This is great: http://methodsblog.wordpress.com/2013/12/13/what-are-the-newest-methods-being-used/#more-2956
This is an interesting opinion piece in TREE: http://www.cell.com/trends/ecology-evolution/abstract/S0169-5347(13)00212-7.
I particularly like the idea of localised phylogenetic trees i.e. understanding all of the phylogenetic relationships between organisms within a certain area. With next gen sequencing and environmental DNA technology (see http://onlinelibrary.wiley.com/doi/10.1111/j.1365-294X.2012.05542.x/abstract) this is going to be a real possibility. I agree with the authors, that this coupled with functional trait data will be a powerful method to understand local ecology and will greatly contribute to our general understanding of biology. Creating meaningful phylogenies is the challenge….
Often species adapted to disturbance are neglected in conservation. Generally this is not a problem as generally humans do a fine job creating disturbed habitat, however in some forest landscapes ‘natural’ disturbance (e.g. fire) is being excluded. In Sweden (and Tasmania) at least, the only disturbance is clear cutting so it’s important to understand what impact this is having on early seral species. A recent paper by Rubene et al (see the link below) looks at two red listed early seral beetles and the impacts of clear cutting compared to variable retention (VR) practices. many previous studies have shown positive effects of VR on old growth species, yet few have looked at species adapted for disturbance. Basically, they found that a greater abundance of both threatened species in the VR plots compared to the clear cut, which they then link to increased amount and quality of dead wood in the VR coupes.
This type of work hasn’t been done in Tasmania, even though there are plenty of species that are young seral specialists (including the Pselaphid Anabaxis below). As is nearly always the case in Australia, we have a very limited understanding of what species are rare or not.
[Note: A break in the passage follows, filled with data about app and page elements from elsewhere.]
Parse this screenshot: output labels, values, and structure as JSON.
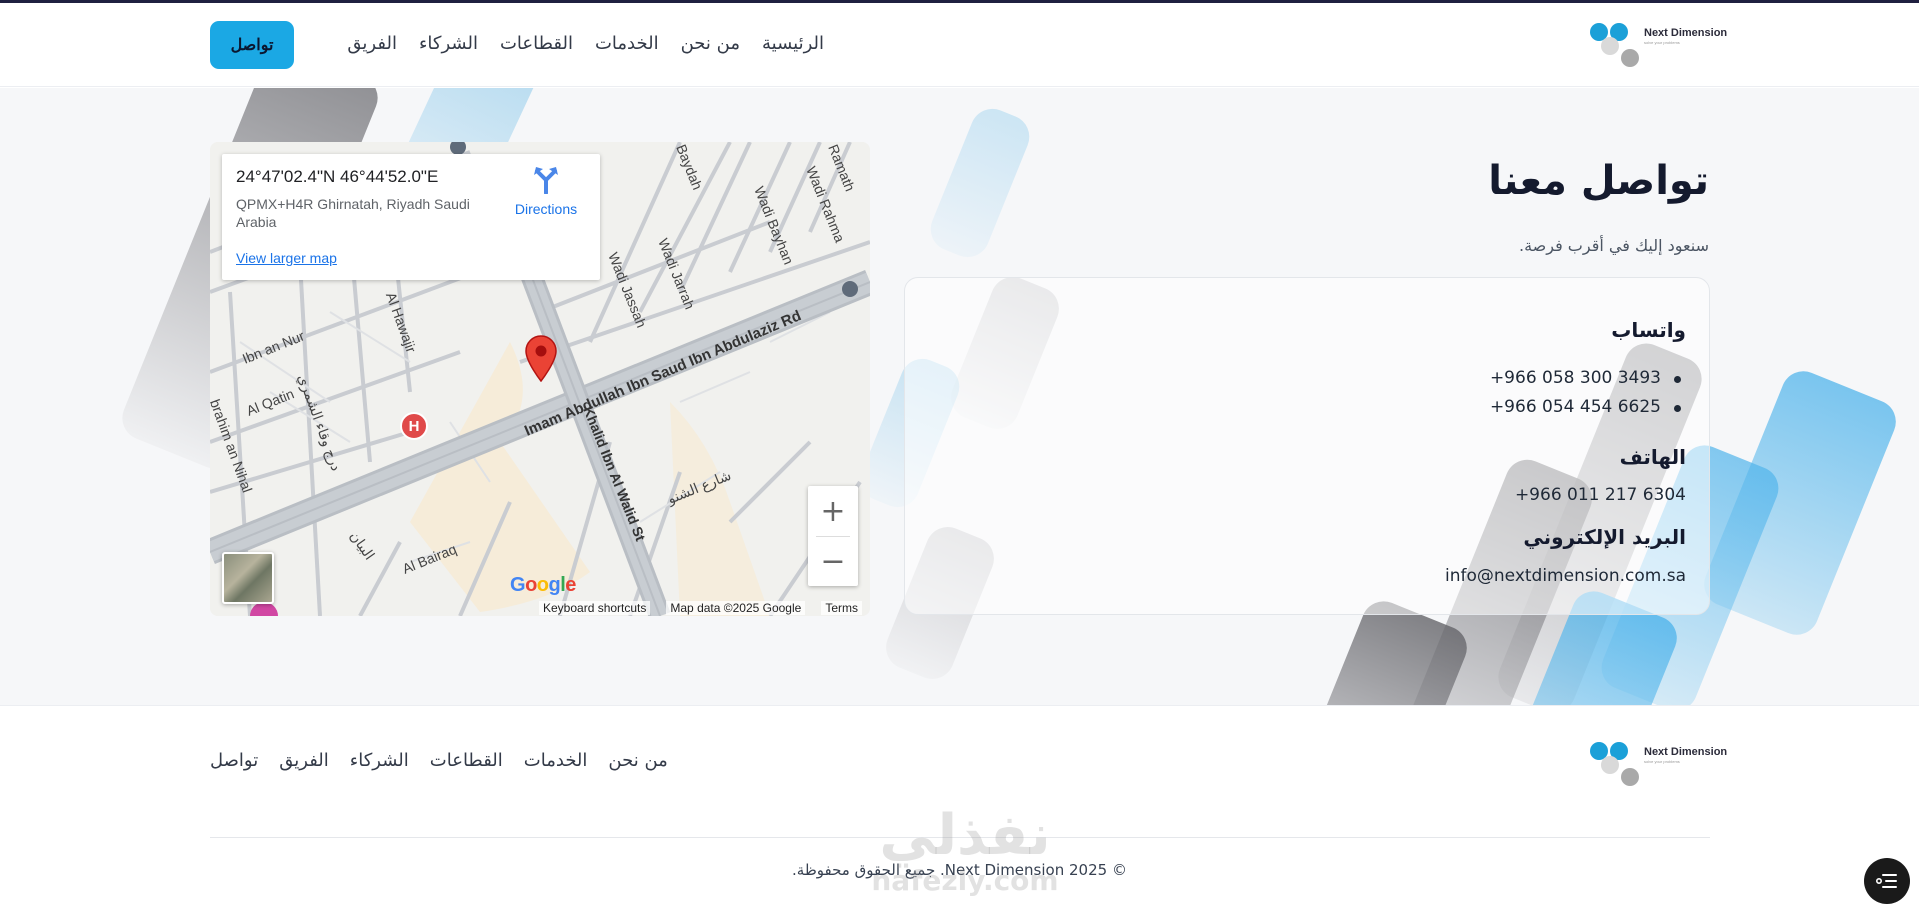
{
  "header": {
    "logo": {
      "name": "Next Dimension",
      "tagline": "solve your problems"
    },
    "nav": [
      {
        "key": "home",
        "label": "الرئيسية"
      },
      {
        "key": "about",
        "label": "من نحن"
      },
      {
        "key": "services",
        "label": "الخدمات"
      },
      {
        "key": "sectors",
        "label": "القطاعات"
      },
      {
        "key": "partners",
        "label": "الشركاء"
      },
      {
        "key": "team",
        "label": "الفريق"
      }
    ],
    "cta_label": "تواصل"
  },
  "map": {
    "coords": "24°47'02.4\"N 46°44'52.0\"E",
    "address": "QPMX+H4R Ghirnatah, Riyadh Saudi Arabia",
    "directions_label": "Directions",
    "view_larger": "View larger map",
    "streets": [
      "Imam Abdullah Ibn Saud Ibn Abdulaziz Rd",
      "Khalid Ibn Al Walid St",
      "Wadi Jassah",
      "Wadi Jarrah",
      "Wadi Bayhan",
      "Wadi Rahma",
      "Ramath",
      "Baydah",
      "Al Hawajir",
      "Ibn an Nur",
      "Al Qatin",
      "brahim an Nihal",
      "Al Bairaq",
      "درج وقاء الشمري",
      "شارع الشنو",
      "البيان"
    ],
    "google_letters": [
      "G",
      "o",
      "o",
      "g",
      "l",
      "e"
    ],
    "attribution": [
      "Keyboard shortcuts",
      "Map data ©2025 Google",
      "Terms"
    ],
    "zoom_in": "+",
    "zoom_out": "−",
    "hospital_marker": "H"
  },
  "contact": {
    "title": "تواصل معنا",
    "subtitle": "سنعود إليك في أقرب فرصة.",
    "whatsapp_heading": "واتساب",
    "whatsapp_numbers": [
      "+966 058 300 3493",
      "+966 054 454 6625"
    ],
    "phone_heading": "الهاتف",
    "phone": "+966 011 217 6304",
    "email_heading": "البريد الإلكتروني",
    "email": "info@nextdimension.com.sa"
  },
  "footer": {
    "logo": {
      "name": "Next Dimension",
      "tagline": "solve your problems"
    },
    "nav": [
      {
        "key": "about",
        "label": "من نحن"
      },
      {
        "key": "services",
        "label": "الخدمات"
      },
      {
        "key": "sectors",
        "label": "القطاعات"
      },
      {
        "key": "partners",
        "label": "الشركاء"
      },
      {
        "key": "team",
        "label": "الفريق"
      },
      {
        "key": "contact",
        "label": "تواصل"
      }
    ],
    "copyright": "© 2025 Next Dimension. جميع الحقوق محفوظة.",
    "watermark_ar": "نفذلي",
    "watermark_url": "nafezly.com"
  },
  "colors": {
    "accent": "#1ba8e4",
    "dark": "#141a2e",
    "logo_blue": "#1ba0d8",
    "logo_gray": "#a9a9a9",
    "map_pin": "#ea4335",
    "link": "#1a73e8"
  },
  "icons": {
    "directions": "directions-icon",
    "pin": "map-pin-icon",
    "hospital": "hospital-marker-icon",
    "menu_fab": "menu-lines-icon"
  }
}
This paper demonstrates that it’s important that we don’t neglect young seral communities as they too can be of conservation value.
Link to the paper: http://link.springer.com/article/10.1007/s10531-013-0612-3